While reading up on what the plans are for Marvel Legacy there has been a lot of talk about how the direction, as Axel Alonso put it, will “break the Internet.” Alonso further elaborated on this point by stating “With ‘Legacy,’ we want to tell stories that are accessible to all, but remind readers of Marvel’s rich history…….our stories will invoke that history, reminding readers of connections between characters they may have forgotten about, and ushering in the return of some big characters who’ve been missed.”
As a Marvel fan what Alonso told ABC News in his interview was all great. Especially when Alonso emphasized the part of bringing fun back to the Marvel Universe I became excited for what ‘Legacy’ can possibly represent, if done correctly. But as I started digging into what others have had to say about this new direction, including rumors of the Fantastic Four returning, something started to bother me.
It wasn’t until I read the Marvel.com article featuring quotes from writer of ‘Marvel Legacy’ Jason Aaron and Tom Brevoort something stuck out to me. In particular when Brevoort said “Marvel’s legacy is exciting, dramatic heroic stories featuring human, relatable characters facing situations and struggles that find parallel in the lives of our readers—the world outside your window.” It’s in reading that and other things Aaron, Alonso and Brevoort said that I realized they were missing out on speaking on the major missing piece in of the Marvel Universe: villains.
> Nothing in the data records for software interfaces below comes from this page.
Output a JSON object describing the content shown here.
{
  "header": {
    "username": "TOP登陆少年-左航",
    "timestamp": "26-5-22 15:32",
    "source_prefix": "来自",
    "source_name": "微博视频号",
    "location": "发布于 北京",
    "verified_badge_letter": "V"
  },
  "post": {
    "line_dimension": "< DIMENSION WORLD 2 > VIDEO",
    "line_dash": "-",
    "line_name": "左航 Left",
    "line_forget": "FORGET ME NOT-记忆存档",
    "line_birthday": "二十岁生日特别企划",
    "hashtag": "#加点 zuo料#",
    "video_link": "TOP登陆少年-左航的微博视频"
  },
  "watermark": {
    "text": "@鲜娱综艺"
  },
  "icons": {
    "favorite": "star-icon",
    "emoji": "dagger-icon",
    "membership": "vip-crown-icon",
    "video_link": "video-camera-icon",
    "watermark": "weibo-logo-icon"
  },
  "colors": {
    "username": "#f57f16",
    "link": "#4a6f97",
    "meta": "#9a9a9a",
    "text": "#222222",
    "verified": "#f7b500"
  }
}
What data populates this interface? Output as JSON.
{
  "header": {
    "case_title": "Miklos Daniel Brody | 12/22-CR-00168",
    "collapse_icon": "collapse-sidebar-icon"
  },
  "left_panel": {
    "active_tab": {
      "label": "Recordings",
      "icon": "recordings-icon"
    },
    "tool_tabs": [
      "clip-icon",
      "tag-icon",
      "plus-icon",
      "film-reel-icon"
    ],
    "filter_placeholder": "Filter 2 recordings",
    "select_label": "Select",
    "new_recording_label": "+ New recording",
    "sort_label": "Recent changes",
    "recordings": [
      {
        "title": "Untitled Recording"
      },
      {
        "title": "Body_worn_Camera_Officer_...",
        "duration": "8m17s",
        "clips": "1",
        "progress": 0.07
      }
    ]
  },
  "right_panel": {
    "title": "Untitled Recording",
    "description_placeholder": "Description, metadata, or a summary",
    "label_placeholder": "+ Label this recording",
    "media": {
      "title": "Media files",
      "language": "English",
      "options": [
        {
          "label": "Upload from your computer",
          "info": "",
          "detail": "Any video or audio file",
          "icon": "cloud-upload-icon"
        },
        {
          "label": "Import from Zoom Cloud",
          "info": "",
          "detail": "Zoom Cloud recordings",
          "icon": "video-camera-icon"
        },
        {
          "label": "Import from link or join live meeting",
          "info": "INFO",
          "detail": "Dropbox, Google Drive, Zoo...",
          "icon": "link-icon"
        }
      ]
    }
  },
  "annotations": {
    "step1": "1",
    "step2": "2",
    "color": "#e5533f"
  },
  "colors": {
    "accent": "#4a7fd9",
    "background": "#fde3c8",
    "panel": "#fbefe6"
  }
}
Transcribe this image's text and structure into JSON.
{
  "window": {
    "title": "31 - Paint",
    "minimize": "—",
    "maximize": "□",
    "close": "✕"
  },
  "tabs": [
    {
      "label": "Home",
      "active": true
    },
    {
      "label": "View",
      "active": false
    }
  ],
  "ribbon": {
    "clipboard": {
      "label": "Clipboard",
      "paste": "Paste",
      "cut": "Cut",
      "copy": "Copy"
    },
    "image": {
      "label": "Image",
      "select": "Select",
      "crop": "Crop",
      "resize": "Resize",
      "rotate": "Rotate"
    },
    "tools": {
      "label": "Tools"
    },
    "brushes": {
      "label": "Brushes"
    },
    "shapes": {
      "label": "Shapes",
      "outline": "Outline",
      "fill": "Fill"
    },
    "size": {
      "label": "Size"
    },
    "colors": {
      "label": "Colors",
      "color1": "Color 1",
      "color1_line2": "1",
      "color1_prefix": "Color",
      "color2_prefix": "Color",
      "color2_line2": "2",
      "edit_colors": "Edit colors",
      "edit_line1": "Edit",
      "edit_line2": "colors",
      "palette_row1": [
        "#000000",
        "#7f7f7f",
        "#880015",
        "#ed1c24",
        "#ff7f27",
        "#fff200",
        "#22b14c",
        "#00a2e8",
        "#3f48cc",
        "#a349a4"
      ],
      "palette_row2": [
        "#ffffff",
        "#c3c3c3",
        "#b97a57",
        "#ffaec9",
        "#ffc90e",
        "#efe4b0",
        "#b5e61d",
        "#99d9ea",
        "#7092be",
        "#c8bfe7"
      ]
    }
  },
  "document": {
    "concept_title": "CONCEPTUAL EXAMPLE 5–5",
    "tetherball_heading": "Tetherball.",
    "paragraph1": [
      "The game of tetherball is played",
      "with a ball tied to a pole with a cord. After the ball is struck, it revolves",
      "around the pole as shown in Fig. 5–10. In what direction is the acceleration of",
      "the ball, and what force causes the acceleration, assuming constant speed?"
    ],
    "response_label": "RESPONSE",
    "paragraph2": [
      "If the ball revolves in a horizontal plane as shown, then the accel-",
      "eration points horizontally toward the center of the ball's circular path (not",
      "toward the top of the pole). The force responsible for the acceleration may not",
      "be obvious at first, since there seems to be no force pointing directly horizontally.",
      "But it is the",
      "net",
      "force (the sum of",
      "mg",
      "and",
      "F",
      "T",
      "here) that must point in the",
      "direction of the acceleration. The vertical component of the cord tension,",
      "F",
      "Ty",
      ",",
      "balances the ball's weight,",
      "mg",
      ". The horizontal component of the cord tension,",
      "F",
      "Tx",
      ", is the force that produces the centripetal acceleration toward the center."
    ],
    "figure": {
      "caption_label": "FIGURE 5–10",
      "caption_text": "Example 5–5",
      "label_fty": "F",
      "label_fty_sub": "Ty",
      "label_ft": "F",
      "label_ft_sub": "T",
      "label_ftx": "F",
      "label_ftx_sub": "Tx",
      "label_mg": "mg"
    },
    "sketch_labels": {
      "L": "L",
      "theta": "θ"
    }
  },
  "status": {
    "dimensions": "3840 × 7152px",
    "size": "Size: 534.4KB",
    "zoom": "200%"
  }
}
For the last few years one of the biggest weaknesses of the Marvel Universe is the fact that they’ve made their villains irrelevant. During this period Marvel has been completely focused on hero vs hero conflicts, as seen with Civil War II, Inhumans vs. X-Men and Secret Empire to name a few. Even crossovers like The Clone Conspiracy came down to Spider-Man fighting his former heroic clone turned bad.
If Marvel is serious about making their new ‘Legacy’ direction something that can bring fans back their creative teams need to focus on also elevating their villains. Secret Empire needs to be the last time we see heroes fighting other heroes. With ‘Legacy’ we should actually see how villains in this new Marvel Universe adapt and take advantage of everything that has happened.
And it is not like Marvel does not have villains in place that can rise up to make all their heroes look strong. Villains like Doctor Doom, Red Skull, Green Goblin, Ultron, Thanos, Loki and Kingpin have been shown to be powerful, merciless foes that Marvel’s heroes must overcome. Now is the time to return them to that position along with all the other stable of villains that are locked up in Marvel’s vault of stored characters.
This also means that Marvel needs to stop trying to make their villains live in a shade of grey. While it is fine to try to give villains like Magneto and Kingpin add depth by exploring it shouldn’t be seen as an excuse for the horrible things they do. Instead, Marvel’s creative teams need to use the backstories to elevate why these villains, while having a reason for acting the way they do, are still bad people. In doing so we can see how Marvel’s iconic and new class of heroes can step up to be the inspiration the regular people living throughout the Marvel Universe need.
At the end of the day a protagonist is only as strong as their antagonist. Marvel must build up their villains to make fans want to see the likes of Captain America, Iron Man and Spider-Man step up to the heroes they are supposed to be. If not Marvel will just end up repeating the same cycle of hero vs. hero conflicts for major stories that has turned so many fans off.